The Worcester City Council on Tuesday voted 8-1 to approve a resolution allowing the city manager to ramp up negotiations with the PawSox. Last month, Worcester residents sent around 10,000 postcards to the minor league club, urging the ownership to consider moving to their city.

“In fairness, they’re doing what any community should be doing,” Pawtucket Mayor Donald Grebien said.

Grebien said he understands why Worcester is making a pitch for the minor league club, adding that the team provides an economic boost and other benefits to the community. That’s why the mayor is once again calling on state lawmakers to act on his proposal to build the team a new ballpark in downtown Pawtucket.

The bill introduced in late June would green-light the construction of an $83-million stadium.
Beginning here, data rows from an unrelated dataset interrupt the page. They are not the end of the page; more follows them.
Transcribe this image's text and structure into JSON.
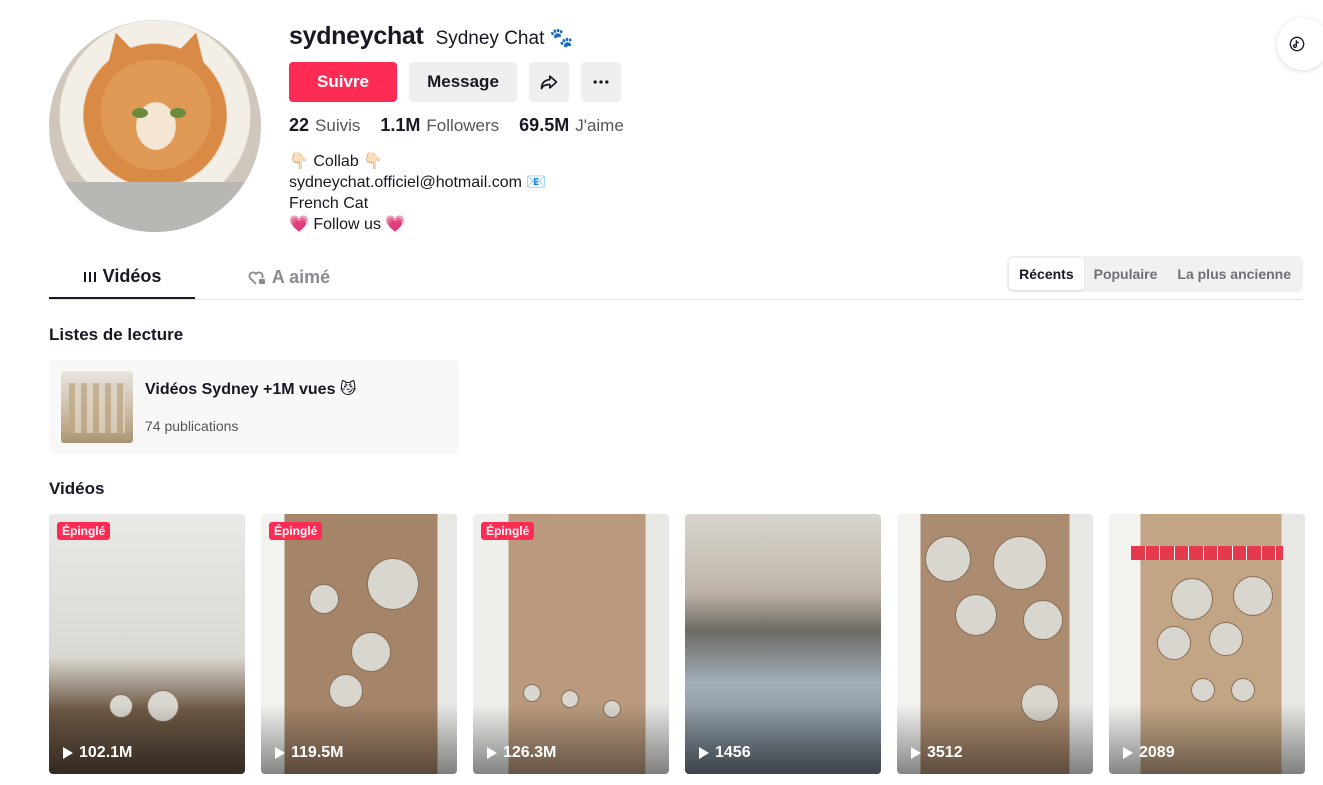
{
  "profile": {
    "username": "sydneychat",
    "nickname": "Sydney Chat 🐾",
    "follow_label": "Suivre",
    "message_label": "Message",
    "stats": [
      {
        "value": "22",
        "label": "Suivis"
      },
      {
        "value": "1.1M",
        "label": "Followers"
      },
      {
        "value": "69.5M",
        "label": "J'aime"
      }
    ],
    "bio": [
      "👇🏻 Collab 👇🏻",
      "sydneychat.officiel@hotmail.com 📧",
      "French Cat",
      "💗 Follow us 💗"
    ]
  },
  "tabs": [
    {
      "label": "Vidéos",
      "icon": "grid-icon",
      "active": true
    },
    {
      "label": "A aimé",
      "icon": "heart-lock-icon",
      "active": false
    }
  ],
  "sort_options": [
    {
      "label": "Récents",
      "selected": true
    },
    {
      "label": "Populaire",
      "selected": false
    },
    {
      "label": "La plus ancienne",
      "selected": false
    }
  ],
  "playlists_title": "Listes de lecture",
  "playlist": {
    "title": "Vidéos Sydney +1M vues 😼",
    "count": "74 publications"
  },
  "videos_title": "Vidéos",
  "pin_label": "Épinglé",
  "videos": [
    {
      "views": "102.1M",
      "pinned": true
    },
    {
      "views": "119.5M",
      "pinned": true
    },
    {
      "views": "126.3M",
      "pinned": true
    },
    {
      "views": "1456",
      "pinned": false
    },
    {
      "views": "3512",
      "pinned": false
    },
    {
      "views": "2089",
      "pinned": false
    }
  ],
  "colors": {
    "accent": "#fe2c55",
    "text": "#161823",
    "muted": "#8a8b91"
  }
}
The team would pay $45 million, with $33 million being paid through a 30-year lease agreement, while taxpayers would contribute the remaining $38 million: $23 million from the state and $15 million from the city, which would be paid back with tax revenue from the park and a surcharge on ticket sales.

Grebien said the amount of money being sought from taxpayers is far lower than he’s seen elsewhere in the country.

“I don’t think Worcester is going to be able to match that,” he said, “but we can’t take that for granted, and I need the General Assembly to do the right thing in September.”

Senate lawmakers are scheduled to reconvene for a special session on Sept. 19, but Senate spokesperson Greg Pare said the PawSox deal will not be on the docket.

The Senate Finance Committee will hold a series of hearings on the bill in the fall, both at the State House and in communities around Rhode Island, according to Senate Finance Chairman William Conley.

Pare said the committee is in the process of determining when and where those hearings will be held.

“At the end of the day the ball is in their court, so to speak,”Grebien said. “And if they don’t take any action, we could be seriously in jeopardy to a Worcester or somewhere else that’s not even being talked about.”